This summer, I participated in Citizens’ Climate Lobby’s student advocacy training program. We were asked to write a letter to the editor concerning a climate-related article from any local publication. I wanted to choose Current in Carmel, but there was no recent content to comment on.
The lack of environmental articles from Current is alarming. But far more discouraging is the realization that there are more letters to the editor from the community about climate change than there are articles. We leave it up to the community to create a dialogue around climate change. This is problematic because it should be our newspapers seeking to inform the community through experts and facts so that we may make correct conclusions about pertinent issues.
Community members who write to Current and deny climate change on the grounds of opinion are empowered through your publication. Several community members have diligently responded to this misinformation, which is promising. But this back-and-forth conversation over months of publications is ineffective at combating these false narratives. Current should feel a sense of obligation to dismantle the controversy and misinformation through increased coverage on environmental topics.

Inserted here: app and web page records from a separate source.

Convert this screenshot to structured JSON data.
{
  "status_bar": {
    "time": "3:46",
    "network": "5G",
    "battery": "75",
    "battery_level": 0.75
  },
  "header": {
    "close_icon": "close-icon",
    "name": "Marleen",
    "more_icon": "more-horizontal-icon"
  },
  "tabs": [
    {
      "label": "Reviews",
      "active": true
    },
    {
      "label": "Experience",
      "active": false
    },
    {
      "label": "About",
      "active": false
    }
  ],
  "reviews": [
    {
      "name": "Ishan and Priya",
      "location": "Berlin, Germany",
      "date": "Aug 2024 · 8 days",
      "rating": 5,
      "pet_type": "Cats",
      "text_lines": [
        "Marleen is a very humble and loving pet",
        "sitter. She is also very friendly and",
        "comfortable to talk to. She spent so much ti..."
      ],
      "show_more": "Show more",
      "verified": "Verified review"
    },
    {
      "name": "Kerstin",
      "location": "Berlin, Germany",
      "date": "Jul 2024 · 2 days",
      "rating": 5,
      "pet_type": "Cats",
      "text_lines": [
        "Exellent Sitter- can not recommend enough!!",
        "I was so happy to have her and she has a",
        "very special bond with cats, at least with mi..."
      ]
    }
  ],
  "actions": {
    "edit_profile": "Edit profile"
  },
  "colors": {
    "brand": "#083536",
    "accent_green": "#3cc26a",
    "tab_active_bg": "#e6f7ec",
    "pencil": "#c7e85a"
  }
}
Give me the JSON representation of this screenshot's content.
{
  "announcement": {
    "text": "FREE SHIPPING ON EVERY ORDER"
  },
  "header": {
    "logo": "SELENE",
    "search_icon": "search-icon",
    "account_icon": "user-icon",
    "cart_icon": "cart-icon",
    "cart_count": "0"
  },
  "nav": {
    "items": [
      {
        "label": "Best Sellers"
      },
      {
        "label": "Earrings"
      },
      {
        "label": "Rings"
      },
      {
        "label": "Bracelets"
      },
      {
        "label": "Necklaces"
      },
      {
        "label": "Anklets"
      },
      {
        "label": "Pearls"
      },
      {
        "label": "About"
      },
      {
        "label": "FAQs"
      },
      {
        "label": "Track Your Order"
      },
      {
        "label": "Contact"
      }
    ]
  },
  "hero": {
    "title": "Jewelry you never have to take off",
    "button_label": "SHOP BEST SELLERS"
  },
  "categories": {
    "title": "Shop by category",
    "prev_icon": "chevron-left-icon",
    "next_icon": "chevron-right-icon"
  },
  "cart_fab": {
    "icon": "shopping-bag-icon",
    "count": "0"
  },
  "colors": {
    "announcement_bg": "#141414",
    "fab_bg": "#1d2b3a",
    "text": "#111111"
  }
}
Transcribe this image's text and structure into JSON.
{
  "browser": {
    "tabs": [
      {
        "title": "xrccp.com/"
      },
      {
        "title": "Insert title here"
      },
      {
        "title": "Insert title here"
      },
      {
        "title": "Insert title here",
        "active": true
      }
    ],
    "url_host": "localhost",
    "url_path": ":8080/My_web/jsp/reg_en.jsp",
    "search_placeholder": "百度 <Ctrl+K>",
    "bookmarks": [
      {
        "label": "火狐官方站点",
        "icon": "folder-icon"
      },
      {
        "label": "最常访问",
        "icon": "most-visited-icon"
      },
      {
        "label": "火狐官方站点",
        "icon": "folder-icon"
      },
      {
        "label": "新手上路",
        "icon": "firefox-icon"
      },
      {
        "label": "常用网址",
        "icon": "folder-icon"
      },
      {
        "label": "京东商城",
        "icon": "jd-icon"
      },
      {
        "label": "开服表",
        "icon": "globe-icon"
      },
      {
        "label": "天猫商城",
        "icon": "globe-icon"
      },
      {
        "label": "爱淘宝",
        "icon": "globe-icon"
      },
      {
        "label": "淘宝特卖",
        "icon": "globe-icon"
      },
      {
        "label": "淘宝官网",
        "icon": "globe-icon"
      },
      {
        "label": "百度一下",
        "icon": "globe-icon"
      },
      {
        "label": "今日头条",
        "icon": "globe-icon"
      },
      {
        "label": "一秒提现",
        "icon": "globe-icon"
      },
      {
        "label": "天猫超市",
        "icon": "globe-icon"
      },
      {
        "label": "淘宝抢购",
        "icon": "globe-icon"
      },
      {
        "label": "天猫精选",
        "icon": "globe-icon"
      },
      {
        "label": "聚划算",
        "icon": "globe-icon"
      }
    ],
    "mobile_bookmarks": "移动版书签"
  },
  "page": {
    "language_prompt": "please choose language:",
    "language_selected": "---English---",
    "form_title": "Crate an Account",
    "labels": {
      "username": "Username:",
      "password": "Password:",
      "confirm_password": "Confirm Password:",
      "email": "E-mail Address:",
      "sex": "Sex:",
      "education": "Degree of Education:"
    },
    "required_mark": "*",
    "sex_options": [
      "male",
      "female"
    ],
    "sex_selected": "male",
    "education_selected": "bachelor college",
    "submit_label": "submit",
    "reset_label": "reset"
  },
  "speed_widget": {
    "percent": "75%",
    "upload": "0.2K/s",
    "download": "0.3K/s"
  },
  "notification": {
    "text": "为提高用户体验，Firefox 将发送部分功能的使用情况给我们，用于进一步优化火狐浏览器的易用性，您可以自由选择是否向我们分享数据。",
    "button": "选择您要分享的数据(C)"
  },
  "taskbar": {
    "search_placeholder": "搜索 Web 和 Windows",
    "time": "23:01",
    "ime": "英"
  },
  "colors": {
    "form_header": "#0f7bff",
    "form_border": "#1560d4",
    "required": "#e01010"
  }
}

Can you have an opinion about facts? No, you cannot.
Daphne Hulse, Carmel